Editors of Literary Magazines Won't Tell You

When it comes to WHAT editors are looking for, few can articulate their literary magazine's needs beyond, "the best we receive" or "read the magazine to get an idea of our tastes".  The former, of course, is no help because it is subjective.  The latter, for most literary magazines, actually doesn't help as much as you would think.

But some editors DO know.  There are magazines with pet peeves listed and even things sought-after; these insights are special and should be treated as such due to their rarity.  Other editors, however, won't say what they look for because admitting it could mean negative feedback.

The top two things editors of literary magazines won't admit giving preference to are high-tier publication credits and MFA degrees.  Editors don't want to be seen as biased but, for some, the absence of those two things are strikes on a writer BEFORE the story or poems are even glanced at.  In a profession constantly talking about "the work being what matters", it is a huge blow.
Searching for an MFA degree is also (technically) classist because many writers can't afford the time and tuition it takes to obtain one, thus ensuring a pool of writers who are (mostly) not lower-class.

I would like to know which editors count certain things against me.  I would send my poems elsewhere and leave that particular publication to those who have a better chance.  But no one will own up to it (unless it is to another editor or at a conference).

The sad part is, most writers are too busy or tired to care that no one readily outs themselves.  Meanwhile, all of us lowly writers who dropped out of college (or never went) and who have yet to crack a large market keep sending out our work with crossed fingers, hoping for a fair playing field in a business where equality on the page is a hit-or-miss proposition.
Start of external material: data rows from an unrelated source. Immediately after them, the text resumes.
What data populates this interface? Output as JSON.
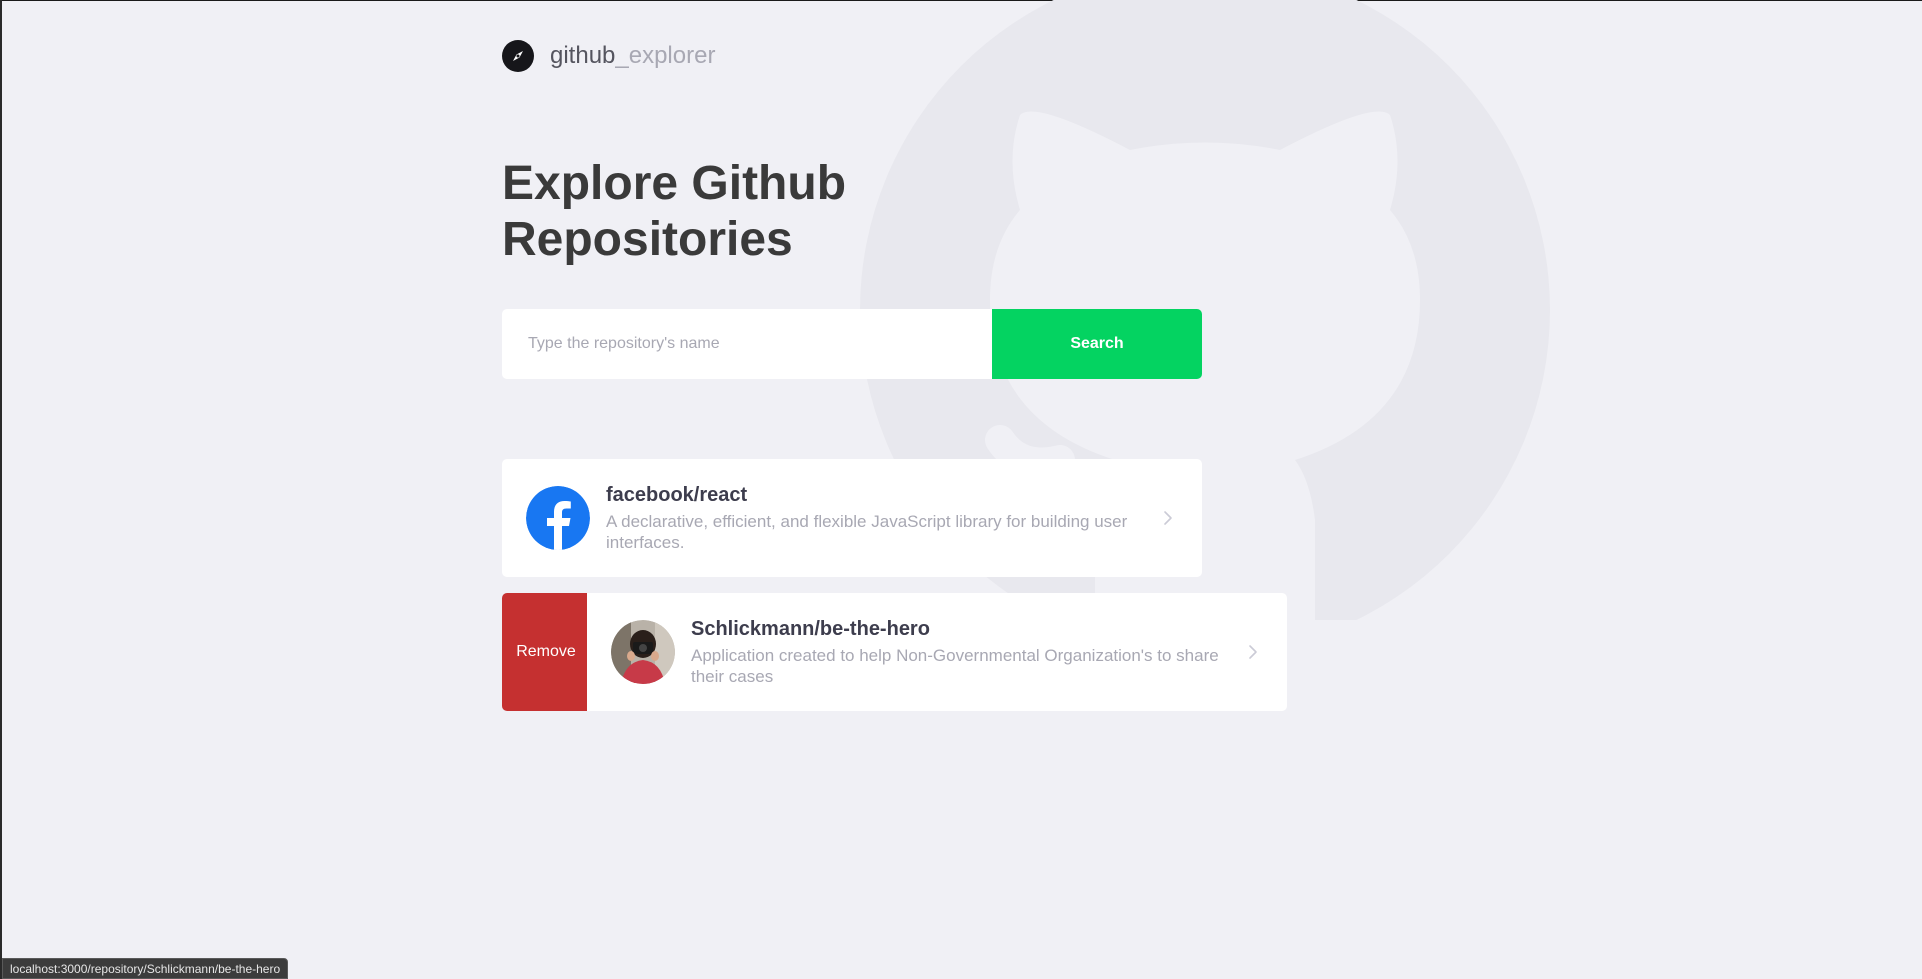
{
  "app": {
    "logo_main": "github",
    "logo_sub": "_explorer"
  },
  "hero": {
    "title": "Explore Github Repositories"
  },
  "search": {
    "placeholder": "Type the repository's name",
    "value": "",
    "button_label": "Search"
  },
  "repositories": [
    {
      "name": "facebook/react",
      "description": "A declarative, efficient, and flexible JavaScript library for building user interfaces.",
      "avatar": "facebook-logo"
    },
    {
      "name": "Schlickmann/be-the-hero",
      "description": "Application created to help Non-Governmental Organization's to share their cases",
      "avatar": "user-photo",
      "remove_label": "Remove"
    }
  ],
  "status_bar": {
    "url": "localhost:3000/repository/Schlickmann/be-the-hero"
  },
  "colors": {
    "accent_green": "#04d361",
    "remove_red": "#c53030",
    "background": "#f0f0f5"
  }
}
Have you went up against a difficult publisher or editor?  Do you think it's fair for an editor to want MFA grads as contributors over others?  If so, why?


  1. I don't think that any kind of degree determines creativity. In some instances I think a degreed education could even have an adverse effect. I can understand why an editor might be vague on what they are looking for though. Putting limitations on what they accept might limit the diversity of what they receive and cause them to miss out on possibly innovative trending.

    It's a good idea to research a publication before submitting to them. From that point on the writer needs to resort to persistence and a bit of creative thinking.

    Arlee Bird
    A to Z Challenge Co-host
    Tossing It Out

    1. I agree with you on studying the market. One of the things reading an issue WILL tell you is more what they WON'T publish (rhyme, horror, etc.). But aesthetics are extremely difficult to pin down sometimes.
      After researching, all I can do is send out what I think would suit a magazine best (and I think I'm wrong most of the time if my rejections are any indication). Then again, who knows?

      If an editor DOES know, I just wish writers were let in on it.